:: EXERCISE GOAL ::
Would you set down the whole listing again exactly as it appears?
** SUPPLIED RECORDS follows **
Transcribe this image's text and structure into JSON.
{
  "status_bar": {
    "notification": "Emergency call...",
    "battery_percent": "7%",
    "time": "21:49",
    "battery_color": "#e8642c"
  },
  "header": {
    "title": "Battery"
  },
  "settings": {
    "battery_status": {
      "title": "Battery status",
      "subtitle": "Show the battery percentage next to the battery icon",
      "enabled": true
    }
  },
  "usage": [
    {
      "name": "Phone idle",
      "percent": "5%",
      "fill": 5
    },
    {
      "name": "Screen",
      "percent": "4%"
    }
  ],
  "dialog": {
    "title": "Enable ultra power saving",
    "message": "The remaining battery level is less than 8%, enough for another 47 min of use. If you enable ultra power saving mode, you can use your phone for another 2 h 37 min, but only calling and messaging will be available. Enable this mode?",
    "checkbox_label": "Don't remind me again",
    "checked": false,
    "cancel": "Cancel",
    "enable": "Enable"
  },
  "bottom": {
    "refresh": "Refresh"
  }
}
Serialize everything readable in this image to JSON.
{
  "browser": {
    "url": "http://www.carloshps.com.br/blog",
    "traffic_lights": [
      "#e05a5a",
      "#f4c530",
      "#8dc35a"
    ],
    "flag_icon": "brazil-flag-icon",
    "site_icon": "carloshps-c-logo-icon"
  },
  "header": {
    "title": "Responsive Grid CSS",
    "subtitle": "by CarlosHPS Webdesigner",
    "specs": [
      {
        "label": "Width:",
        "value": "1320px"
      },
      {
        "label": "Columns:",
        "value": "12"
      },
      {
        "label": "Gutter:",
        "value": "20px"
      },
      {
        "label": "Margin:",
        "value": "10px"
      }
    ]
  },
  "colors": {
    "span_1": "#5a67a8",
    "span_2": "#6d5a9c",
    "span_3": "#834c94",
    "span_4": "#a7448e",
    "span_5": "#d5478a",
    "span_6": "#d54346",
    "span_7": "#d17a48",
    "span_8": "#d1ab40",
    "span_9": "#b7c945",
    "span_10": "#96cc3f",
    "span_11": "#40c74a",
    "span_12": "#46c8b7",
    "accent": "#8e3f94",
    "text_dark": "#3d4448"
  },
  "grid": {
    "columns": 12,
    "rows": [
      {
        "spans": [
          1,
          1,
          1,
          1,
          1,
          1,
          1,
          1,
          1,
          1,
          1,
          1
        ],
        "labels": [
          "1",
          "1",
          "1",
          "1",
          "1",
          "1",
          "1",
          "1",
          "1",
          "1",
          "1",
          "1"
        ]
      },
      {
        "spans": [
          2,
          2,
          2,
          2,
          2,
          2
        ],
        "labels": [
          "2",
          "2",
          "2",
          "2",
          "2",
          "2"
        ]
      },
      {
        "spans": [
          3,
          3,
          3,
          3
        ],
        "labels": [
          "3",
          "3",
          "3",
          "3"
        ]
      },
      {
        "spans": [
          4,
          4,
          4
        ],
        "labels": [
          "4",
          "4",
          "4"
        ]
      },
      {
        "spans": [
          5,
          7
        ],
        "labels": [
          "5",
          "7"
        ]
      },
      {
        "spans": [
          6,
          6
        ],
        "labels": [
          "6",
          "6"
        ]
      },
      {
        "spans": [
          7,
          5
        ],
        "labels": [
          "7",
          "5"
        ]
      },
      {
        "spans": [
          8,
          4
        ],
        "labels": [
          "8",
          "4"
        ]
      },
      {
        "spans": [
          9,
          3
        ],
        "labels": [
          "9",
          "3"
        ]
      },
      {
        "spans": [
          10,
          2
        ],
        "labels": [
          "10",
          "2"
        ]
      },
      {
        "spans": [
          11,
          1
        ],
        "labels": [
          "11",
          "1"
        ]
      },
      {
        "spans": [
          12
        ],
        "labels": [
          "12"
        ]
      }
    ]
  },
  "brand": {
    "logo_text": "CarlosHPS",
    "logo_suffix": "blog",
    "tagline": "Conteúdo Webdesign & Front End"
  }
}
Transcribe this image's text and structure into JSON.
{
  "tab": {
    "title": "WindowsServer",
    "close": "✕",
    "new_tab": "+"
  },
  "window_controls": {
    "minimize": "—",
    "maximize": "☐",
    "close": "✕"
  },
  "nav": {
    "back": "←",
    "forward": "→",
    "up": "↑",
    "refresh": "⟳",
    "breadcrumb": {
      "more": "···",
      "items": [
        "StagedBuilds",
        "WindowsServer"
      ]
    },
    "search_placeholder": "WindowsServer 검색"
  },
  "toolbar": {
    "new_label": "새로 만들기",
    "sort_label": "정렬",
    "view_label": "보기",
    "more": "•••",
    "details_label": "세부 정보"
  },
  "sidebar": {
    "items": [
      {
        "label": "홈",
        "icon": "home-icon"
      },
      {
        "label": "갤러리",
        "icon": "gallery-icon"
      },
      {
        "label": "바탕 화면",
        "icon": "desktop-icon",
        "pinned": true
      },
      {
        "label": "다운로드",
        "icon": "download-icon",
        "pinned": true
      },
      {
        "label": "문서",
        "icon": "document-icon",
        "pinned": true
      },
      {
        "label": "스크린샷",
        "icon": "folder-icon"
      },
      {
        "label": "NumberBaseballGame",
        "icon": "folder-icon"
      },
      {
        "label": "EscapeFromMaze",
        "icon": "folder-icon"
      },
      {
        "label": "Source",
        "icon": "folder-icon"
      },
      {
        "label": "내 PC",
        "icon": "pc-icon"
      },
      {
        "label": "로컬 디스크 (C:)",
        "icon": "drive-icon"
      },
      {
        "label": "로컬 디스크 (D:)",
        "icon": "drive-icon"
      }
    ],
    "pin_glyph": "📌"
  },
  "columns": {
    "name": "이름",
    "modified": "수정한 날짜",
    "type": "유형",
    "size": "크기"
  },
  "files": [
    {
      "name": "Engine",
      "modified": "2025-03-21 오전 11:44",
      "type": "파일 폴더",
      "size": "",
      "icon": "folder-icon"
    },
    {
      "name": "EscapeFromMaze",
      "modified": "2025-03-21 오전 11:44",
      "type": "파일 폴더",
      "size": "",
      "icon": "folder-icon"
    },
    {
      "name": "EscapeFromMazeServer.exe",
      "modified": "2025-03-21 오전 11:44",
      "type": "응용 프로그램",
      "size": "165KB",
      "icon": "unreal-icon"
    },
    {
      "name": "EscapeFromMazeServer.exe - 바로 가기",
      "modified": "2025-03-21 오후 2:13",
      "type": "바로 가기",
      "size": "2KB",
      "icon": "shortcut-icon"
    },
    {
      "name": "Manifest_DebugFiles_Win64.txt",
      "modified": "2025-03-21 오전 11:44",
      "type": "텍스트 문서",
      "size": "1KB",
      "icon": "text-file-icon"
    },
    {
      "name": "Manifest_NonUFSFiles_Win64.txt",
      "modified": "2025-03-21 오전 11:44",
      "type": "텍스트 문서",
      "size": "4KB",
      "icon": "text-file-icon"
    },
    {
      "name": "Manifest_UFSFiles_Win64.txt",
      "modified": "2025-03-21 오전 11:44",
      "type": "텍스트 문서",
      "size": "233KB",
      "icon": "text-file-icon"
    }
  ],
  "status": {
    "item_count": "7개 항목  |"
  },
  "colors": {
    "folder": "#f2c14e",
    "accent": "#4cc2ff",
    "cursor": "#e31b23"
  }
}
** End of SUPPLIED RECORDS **
:: FINISHED EXERCISE ::
Transcribe this image's text and structure into JSON.
{
  "status_bar": {
    "notification": "Emergency call...",
    "battery_percent": "7%",
    "time": "21:49",
    "battery_color": "#e8642c"
  },
  "header": {
    "title": "Battery"
  },
  "settings": {
    "battery_status": {
      "title": "Battery status",
      "subtitle": "Show the battery percentage next to the battery icon",
      "enabled": true
    }
  },
  "usage": [
    {
      "name": "Phone idle",
      "percent": "5%",
      "fill": 5
    },
    {
      "name": "Screen",
      "percent": "4%"
    }
  ],
  "dialog": {
    "title": "Enable ultra power saving",
    "message": "The remaining battery level is less than 8%, enough for another 47 min of use. If you enable ultra power saving mode, you can use your phone for another 2 h 37 min, but only calling and messaging will be available. Enable this mode?",
    "checkbox_label": "Don't remind me again",
    "checked": false,
    "cancel": "Cancel",
    "enable": "Enable"
  },
  "bottom": {
    "refresh": "Refresh"
  }
}
Serialize everything readable in this image to JSON.
{
  "browser": {
    "url": "http://www.carloshps.com.br/blog",
    "traffic_lights": [
      "#e05a5a",
      "#f4c530",
      "#8dc35a"
    ],
    "flag_icon": "brazil-flag-icon",
    "site_icon": "carloshps-c-logo-icon"
  },
  "header": {
    "title": "Responsive Grid CSS",
    "subtitle": "by CarlosHPS Webdesigner",
    "specs": [
      {
        "label": "Width:",
        "value": "1320px"
      },
      {
        "label": "Columns:",
        "value": "12"
      },
      {
        "label": "Gutter:",
        "value": "20px"
      },
      {
        "label": "Margin:",
        "value": "10px"
      }
    ]
  },
  "colors": {
    "span_1": "#5a67a8",
    "span_2": "#6d5a9c",
    "span_3": "#834c94",
    "span_4": "#a7448e",
    "span_5": "#d5478a",
    "span_6": "#d54346",
    "span_7": "#d17a48",
    "span_8": "#d1ab40",
    "span_9": "#b7c945",
    "span_10": "#96cc3f",
    "span_11": "#40c74a",
    "span_12": "#46c8b7",
    "accent": "#8e3f94",
    "text_dark": "#3d4448"
  },
  "grid": {
    "columns": 12,
    "rows": [
      {
        "spans": [
          1,
          1,
          1,
          1,
          1,
          1,
          1,
          1,
          1,
          1,
          1,
          1
        ],
        "labels": [
          "1",
          "1",
          "1",
          "1",
          "1",
          "1",
          "1",
          "1",
          "1",
          "1",
          "1",
          "1"
        ]
      },
      {
        "spans": [
          2,
          2,
          2,
          2,
          2,
          2
        ],
        "labels": [
          "2",
          "2",
          "2",
          "2",
          "2",
          "2"
        ]
      },
      {
        "spans": [
          3,
          3,
          3,
          3
        ],
        "labels": [
          "3",
          "3",
          "3",
          "3"
        ]
      },
      {
        "spans": [
          4,
          4,
          4
        ],
        "labels": [
          "4",
          "4",
          "4"
        ]
      },
      {
        "spans": [
          5,
          7
        ],
        "labels": [
          "5",
          "7"
        ]
      },
      {
        "spans": [
          6,
          6
        ],
        "labels": [
          "6",
          "6"
        ]
      },
      {
        "spans": [
          7,
          5
        ],
        "labels": [
          "7",
          "5"
        ]
      },
      {
        "spans": [
          8,
          4
        ],
        "labels": [
          "8",
          "4"
        ]
      },
      {
        "spans": [
          9,
          3
        ],
        "labels": [
          "9",
          "3"
        ]
      },
      {
        "spans": [
          10,
          2
        ],
        "labels": [
          "10",
          "2"
        ]
      },
      {
        "spans": [
          11,
          1
        ],
        "labels": [
          "11",
          "1"
        ]
      },
      {
        "spans": [
          12
        ],
        "labels": [
          "12"
        ]
      }
    ]
  },
  "brand": {
    "logo_text": "CarlosHPS",
    "logo_suffix": "blog",
    "tagline": "Conteúdo Webdesign & Front End"
  }
}
Transcribe this image's text and structure into JSON.
{
  "tab": {
    "title": "WindowsServer",
    "close": "✕",
    "new_tab": "+"
  },
  "window_controls": {
    "minimize": "—",
    "maximize": "☐",
    "close": "✕"
  },
  "nav": {
    "back": "←",
    "forward": "→",
    "up": "↑",
    "refresh": "⟳",
    "breadcrumb": {
      "more": "···",
      "items": [
        "StagedBuilds",
        "WindowsServer"
      ]
    },
    "search_placeholder": "WindowsServer 검색"
  },
  "toolbar": {
    "new_label": "새로 만들기",
    "sort_label": "정렬",
    "view_label": "보기",
    "more": "•••",
    "details_label": "세부 정보"
  },
  "sidebar": {
    "items": [
      {
        "label": "홈",
        "icon": "home-icon"
      },
      {
        "label": "갤러리",
        "icon": "gallery-icon"
      },
      {
        "label": "바탕 화면",
        "icon": "desktop-icon",
        "pinned": true
      },
      {
        "label": "다운로드",
        "icon": "download-icon",
        "pinned": true
      },
      {
        "label": "문서",
        "icon": "document-icon",
        "pinned": true
      },
      {
        "label": "스크린샷",
        "icon": "folder-icon"
      },
      {
        "label": "NumberBaseballGame",
        "icon": "folder-icon"
      },
      {
        "label": "EscapeFromMaze",
        "icon": "folder-icon"
      },
      {
        "label": "Source",
        "icon": "folder-icon"
      },
      {
        "label": "내 PC",
        "icon": "pc-icon"
      },
      {
        "label": "로컬 디스크 (C:)",
        "icon": "drive-icon"
      },
      {
        "label": "로컬 디스크 (D:)",
        "icon": "drive-icon"
      }
    ],
    "pin_glyph": "📌"
  },
  "columns": {
    "name": "이름",
    "modified": "수정한 날짜",
    "type": "유형",
    "size": "크기"
  },
  "files": [
    {
      "name": "Engine",
      "modified": "2025-03-21 오전 11:44",
      "type": "파일 폴더",
      "size": "",
      "icon": "folder-icon"
    },
    {
      "name": "EscapeFromMaze",
      "modified": "2025-03-21 오전 11:44",
      "type": "파일 폴더",
      "size": "",
      "icon": "folder-icon"
    },
    {
      "name": "EscapeFromMazeServer.exe",
      "modified": "2025-03-21 오전 11:44",
      "type": "응용 프로그램",
      "size": "165KB",
      "icon": "unreal-icon"
    },
    {
      "name": "EscapeFromMazeServer.exe - 바로 가기",
      "modified": "2025-03-21 오후 2:13",
      "type": "바로 가기",
      "size": "2KB",
      "icon": "shortcut-icon"
    },
    {
      "name": "Manifest_DebugFiles_Win64.txt",
      "modified": "2025-03-21 오전 11:44",
      "type": "텍스트 문서",
      "size": "1KB",
      "icon": "text-file-icon"
    },
    {
      "name": "Manifest_NonUFSFiles_Win64.txt",
      "modified": "2025-03-21 오전 11:44",
      "type": "텍스트 문서",
      "size": "4KB",
      "icon": "text-file-icon"
    },
    {
      "name": "Manifest_UFSFiles_Win64.txt",
      "modified": "2025-03-21 오전 11:44",
      "type": "텍스트 문서",
      "size": "233KB",
      "icon": "text-file-icon"
    }
  ],
  "status": {
    "item_count": "7개 항목  |"
  },
  "colors": {
    "folder": "#f2c14e",
    "accent": "#4cc2ff",
    "cursor": "#e31b23"
  }
}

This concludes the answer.